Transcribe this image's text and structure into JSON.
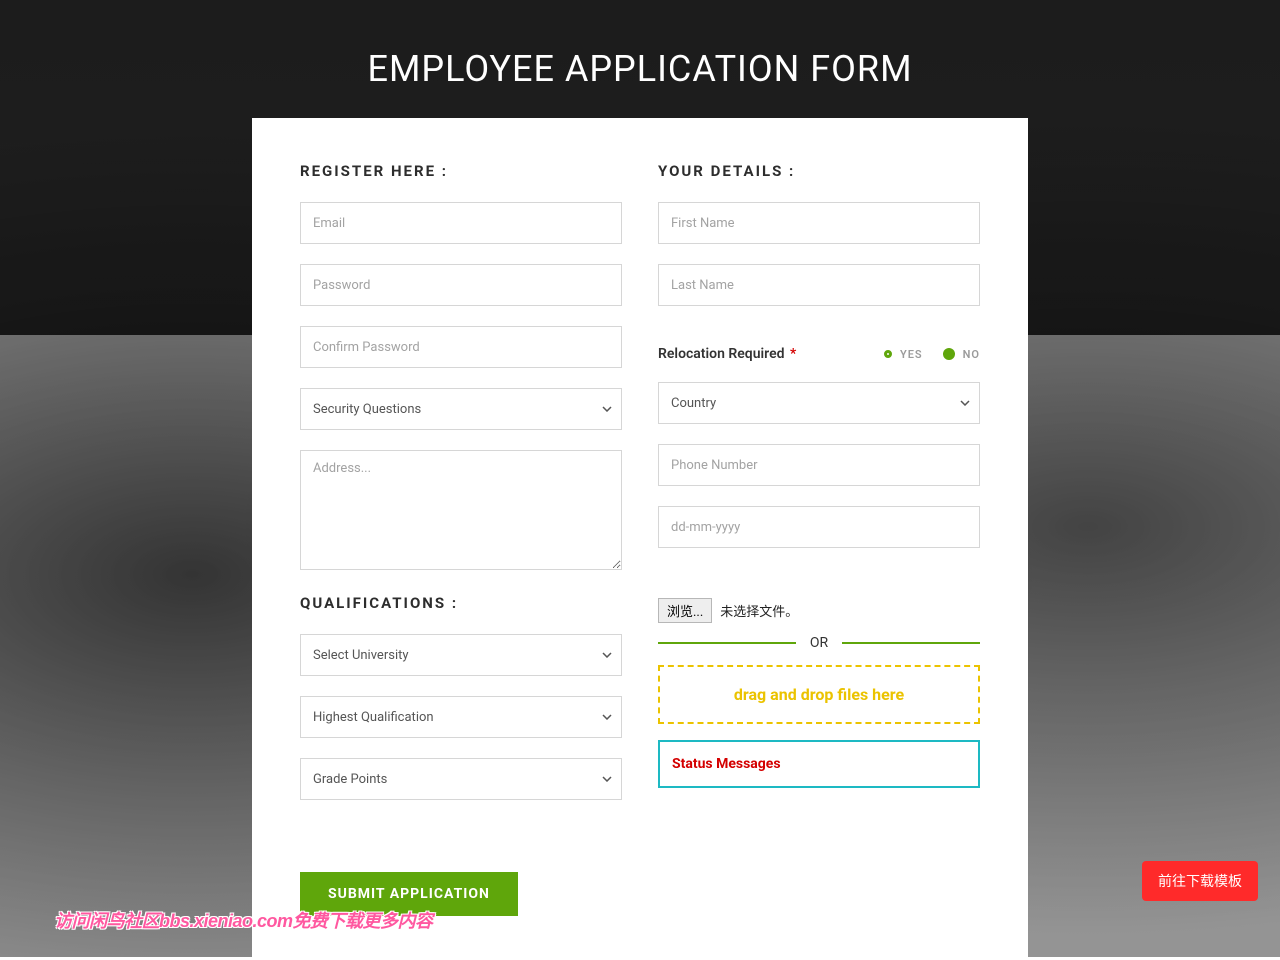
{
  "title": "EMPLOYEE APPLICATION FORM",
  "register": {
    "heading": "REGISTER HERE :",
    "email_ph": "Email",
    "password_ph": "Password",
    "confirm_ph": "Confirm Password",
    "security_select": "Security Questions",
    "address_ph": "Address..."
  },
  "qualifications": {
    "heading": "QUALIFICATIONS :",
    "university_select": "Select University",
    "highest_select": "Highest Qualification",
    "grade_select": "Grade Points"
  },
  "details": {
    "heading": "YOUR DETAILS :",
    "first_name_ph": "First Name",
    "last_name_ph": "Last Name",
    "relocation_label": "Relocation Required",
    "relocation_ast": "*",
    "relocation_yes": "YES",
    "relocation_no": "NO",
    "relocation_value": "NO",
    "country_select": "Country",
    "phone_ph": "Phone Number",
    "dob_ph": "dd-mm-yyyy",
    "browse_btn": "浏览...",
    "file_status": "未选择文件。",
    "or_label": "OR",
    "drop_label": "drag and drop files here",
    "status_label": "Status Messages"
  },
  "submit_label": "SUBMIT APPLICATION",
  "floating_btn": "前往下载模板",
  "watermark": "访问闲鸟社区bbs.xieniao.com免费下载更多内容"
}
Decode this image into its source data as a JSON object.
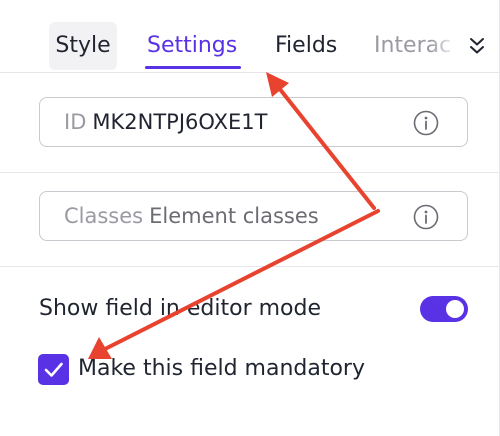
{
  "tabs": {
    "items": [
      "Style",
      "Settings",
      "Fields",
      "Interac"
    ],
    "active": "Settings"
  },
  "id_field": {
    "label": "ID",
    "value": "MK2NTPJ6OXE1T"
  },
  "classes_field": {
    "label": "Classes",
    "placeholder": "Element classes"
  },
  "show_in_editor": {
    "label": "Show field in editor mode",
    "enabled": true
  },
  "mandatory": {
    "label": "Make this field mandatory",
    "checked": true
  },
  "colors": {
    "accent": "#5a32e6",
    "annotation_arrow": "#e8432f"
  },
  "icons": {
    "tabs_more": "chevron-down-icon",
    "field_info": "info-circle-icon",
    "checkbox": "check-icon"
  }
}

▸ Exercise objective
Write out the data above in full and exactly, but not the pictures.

▸ The answer
Transcribe this image's text and structure into JSON.
{
  "title": "EMPLOYEE APPLICATION FORM",
  "register": {
    "heading": "REGISTER HERE :",
    "email_ph": "Email",
    "password_ph": "Password",
    "confirm_ph": "Confirm Password",
    "security_select": "Security Questions",
    "address_ph": "Address..."
  },
  "qualifications": {
    "heading": "QUALIFICATIONS :",
    "university_select": "Select University",
    "highest_select": "Highest Qualification",
    "grade_select": "Grade Points"
  },
  "details": {
    "heading": "YOUR DETAILS :",
    "first_name_ph": "First Name",
    "last_name_ph": "Last Name",
    "relocation_label": "Relocation Required",
    "relocation_ast": "*",
    "relocation_yes": "YES",
    "relocation_no": "NO",
    "relocation_value": "NO",
    "country_select": "Country",
    "phone_ph": "Phone Number",
    "dob_ph": "dd-mm-yyyy",
    "browse_btn": "浏览...",
    "file_status": "未选择文件。",
    "or_label": "OR",
    "drop_label": "drag and drop files here",
    "status_label": "Status Messages"
  },
  "submit_label": "SUBMIT APPLICATION",
  "floating_btn": "前往下载模板",
  "watermark": "访问闲鸟社区bbs.xieniao.com免费下载更多内容"
}
Decode this image into its source data as a JSON object.
{
  "tabs": {
    "items": [
      "Style",
      "Settings",
      "Fields",
      "Interac"
    ],
    "active": "Settings"
  },
  "id_field": {
    "label": "ID",
    "value": "MK2NTPJ6OXE1T"
  },
  "classes_field": {
    "label": "Classes",
    "placeholder": "Element classes"
  },
  "show_in_editor": {
    "label": "Show field in editor mode",
    "enabled": true
  },
  "mandatory": {
    "label": "Make this field mandatory",
    "checked": true
  },
  "colors": {
    "accent": "#5a32e6",
    "annotation_arrow": "#e8432f"
  },
  "icons": {
    "tabs_more": "chevron-down-icon",
    "field_info": "info-circle-icon",
    "checkbox": "check-icon"
  }
}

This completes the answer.